17 December 2015
In honour of Nelson Mandela, a giant tapestry has been unveiled at Cape Town International Airport, according to Amnesty International.
Measuring approximately six by three metres, and called Flying Madiba, the work of art was designed by acclaimed Czech artist Peter Sis and woven by Atelier Pinton in Aubusson, France. It is on display at the airport's international arrivals hall, and was installed on 10 December 2015 to mark International Human Rights Day.
"This tapestry is a fitting tribute to Nelson Mandela, a champion of human rights across the world," said Bill Shipsey, Art for Amnesty's founder. "It will provide a constant reminder to the millions of people passing through the Cape Town International airport about his legacy, not only for South Africa but for the world."
According to Amnesty
International, the tapestry was generously backed and funded by musicians and artists such as Bono and The Edge of the band U2, John Legend, Peter Gabriel, Sting and Yoko Ono.
"Madiba sacrificed his own freedom to see a better world for everyone," said Muleya Mwananyanda, Amnesty International's deputy director for Southern Africa. "With this tapestry, we are honouring his sacrifices and hoping that he will be remembered forever."
Mandela received Amnesty International's most prestigious award, the Ambassador of Conscience Award, in 2006.
"The tapestry will take pride of place in our International Arrivals Hall.

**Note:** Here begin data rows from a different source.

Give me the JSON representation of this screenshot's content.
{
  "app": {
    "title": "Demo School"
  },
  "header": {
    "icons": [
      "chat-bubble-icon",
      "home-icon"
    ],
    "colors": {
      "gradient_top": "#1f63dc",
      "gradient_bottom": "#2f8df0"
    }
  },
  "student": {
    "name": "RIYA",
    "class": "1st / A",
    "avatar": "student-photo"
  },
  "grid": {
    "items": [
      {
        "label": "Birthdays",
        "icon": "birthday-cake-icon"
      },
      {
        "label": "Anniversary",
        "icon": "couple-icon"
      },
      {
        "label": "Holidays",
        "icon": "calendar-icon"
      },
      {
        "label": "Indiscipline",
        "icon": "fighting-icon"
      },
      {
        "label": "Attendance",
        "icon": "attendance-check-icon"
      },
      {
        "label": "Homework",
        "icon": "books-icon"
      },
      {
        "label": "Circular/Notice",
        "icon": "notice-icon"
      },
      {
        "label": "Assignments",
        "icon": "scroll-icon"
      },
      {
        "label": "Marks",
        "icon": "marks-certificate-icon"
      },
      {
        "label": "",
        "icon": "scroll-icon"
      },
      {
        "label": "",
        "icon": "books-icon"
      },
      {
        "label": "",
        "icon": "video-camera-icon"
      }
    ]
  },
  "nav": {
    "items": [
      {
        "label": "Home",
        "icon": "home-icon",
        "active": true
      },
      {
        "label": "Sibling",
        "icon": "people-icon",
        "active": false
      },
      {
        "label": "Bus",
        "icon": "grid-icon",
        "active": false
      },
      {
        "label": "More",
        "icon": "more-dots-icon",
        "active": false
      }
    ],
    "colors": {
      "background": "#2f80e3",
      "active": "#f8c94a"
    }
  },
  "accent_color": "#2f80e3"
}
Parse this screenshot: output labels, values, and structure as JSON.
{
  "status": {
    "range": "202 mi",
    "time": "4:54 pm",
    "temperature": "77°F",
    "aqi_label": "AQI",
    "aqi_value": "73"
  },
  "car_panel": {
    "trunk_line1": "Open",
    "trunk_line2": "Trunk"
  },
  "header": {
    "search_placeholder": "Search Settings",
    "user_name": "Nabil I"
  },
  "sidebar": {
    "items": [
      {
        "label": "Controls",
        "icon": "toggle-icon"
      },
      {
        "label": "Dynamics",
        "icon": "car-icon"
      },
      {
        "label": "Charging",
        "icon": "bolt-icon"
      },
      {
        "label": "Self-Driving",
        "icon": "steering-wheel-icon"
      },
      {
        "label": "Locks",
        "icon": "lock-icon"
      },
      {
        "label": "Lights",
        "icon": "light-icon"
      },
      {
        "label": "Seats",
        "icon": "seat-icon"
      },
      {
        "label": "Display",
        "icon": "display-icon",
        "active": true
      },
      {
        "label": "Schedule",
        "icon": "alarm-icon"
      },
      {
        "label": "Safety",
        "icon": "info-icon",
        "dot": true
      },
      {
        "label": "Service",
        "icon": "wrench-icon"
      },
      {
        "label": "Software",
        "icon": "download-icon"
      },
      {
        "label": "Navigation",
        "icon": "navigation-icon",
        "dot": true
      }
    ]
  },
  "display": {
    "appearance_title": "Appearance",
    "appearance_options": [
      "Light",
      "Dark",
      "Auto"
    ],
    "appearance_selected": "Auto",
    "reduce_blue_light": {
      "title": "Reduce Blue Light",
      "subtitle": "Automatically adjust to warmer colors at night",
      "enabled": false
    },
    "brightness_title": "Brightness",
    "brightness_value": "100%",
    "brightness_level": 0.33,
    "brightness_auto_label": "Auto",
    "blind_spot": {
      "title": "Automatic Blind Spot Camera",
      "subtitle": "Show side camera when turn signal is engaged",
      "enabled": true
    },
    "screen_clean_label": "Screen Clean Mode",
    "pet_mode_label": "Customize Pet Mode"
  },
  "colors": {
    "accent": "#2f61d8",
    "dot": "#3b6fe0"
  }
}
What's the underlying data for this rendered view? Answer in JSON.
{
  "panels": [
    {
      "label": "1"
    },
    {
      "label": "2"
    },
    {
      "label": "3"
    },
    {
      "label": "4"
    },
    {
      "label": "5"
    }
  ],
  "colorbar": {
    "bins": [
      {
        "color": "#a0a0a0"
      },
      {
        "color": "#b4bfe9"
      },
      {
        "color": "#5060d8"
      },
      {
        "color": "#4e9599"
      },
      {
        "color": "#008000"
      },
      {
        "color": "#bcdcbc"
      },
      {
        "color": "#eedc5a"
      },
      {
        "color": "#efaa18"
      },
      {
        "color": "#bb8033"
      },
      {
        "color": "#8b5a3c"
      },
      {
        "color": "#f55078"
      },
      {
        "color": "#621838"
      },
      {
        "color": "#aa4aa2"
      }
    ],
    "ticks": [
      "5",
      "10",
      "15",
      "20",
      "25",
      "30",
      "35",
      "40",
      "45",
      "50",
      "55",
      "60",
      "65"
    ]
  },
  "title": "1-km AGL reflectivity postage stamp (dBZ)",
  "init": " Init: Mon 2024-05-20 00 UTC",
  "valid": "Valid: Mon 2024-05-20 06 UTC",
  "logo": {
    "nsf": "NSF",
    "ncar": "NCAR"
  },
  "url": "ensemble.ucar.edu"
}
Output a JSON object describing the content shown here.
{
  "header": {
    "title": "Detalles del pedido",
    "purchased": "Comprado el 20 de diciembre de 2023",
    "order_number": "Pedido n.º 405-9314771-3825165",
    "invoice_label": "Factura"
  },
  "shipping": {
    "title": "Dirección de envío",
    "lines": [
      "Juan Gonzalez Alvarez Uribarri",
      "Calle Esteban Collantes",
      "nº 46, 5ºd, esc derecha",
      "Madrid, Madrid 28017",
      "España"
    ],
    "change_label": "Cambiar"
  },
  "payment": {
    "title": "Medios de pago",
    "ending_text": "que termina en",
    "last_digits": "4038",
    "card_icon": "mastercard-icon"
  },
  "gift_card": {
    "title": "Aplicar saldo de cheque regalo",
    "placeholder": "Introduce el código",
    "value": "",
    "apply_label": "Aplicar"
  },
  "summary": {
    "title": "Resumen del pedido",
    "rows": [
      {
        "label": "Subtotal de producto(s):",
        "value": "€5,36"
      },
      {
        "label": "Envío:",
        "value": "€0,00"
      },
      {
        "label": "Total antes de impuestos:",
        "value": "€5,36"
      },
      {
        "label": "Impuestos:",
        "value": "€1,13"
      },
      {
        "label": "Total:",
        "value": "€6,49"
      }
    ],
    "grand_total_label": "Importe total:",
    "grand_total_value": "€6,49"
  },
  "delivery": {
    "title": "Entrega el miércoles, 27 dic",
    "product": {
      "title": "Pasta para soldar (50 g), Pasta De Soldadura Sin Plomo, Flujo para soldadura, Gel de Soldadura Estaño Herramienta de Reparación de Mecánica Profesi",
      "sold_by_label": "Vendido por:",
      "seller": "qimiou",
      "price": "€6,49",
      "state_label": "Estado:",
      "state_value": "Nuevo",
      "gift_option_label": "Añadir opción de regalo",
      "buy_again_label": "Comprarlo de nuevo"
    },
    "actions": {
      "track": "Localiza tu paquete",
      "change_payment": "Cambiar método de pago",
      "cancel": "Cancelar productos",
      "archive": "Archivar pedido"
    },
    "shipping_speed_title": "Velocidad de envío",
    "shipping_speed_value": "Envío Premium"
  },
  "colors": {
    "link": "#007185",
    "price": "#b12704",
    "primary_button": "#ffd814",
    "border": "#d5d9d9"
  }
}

It will be the final piece of a broader ambience programme in that area which already has various elements creating a sense of place," said Deidre Davids, the manager for communications and brand at the airport.
'Explore philosophy that places our problems in an international and historical
context' - Nelson Mandela.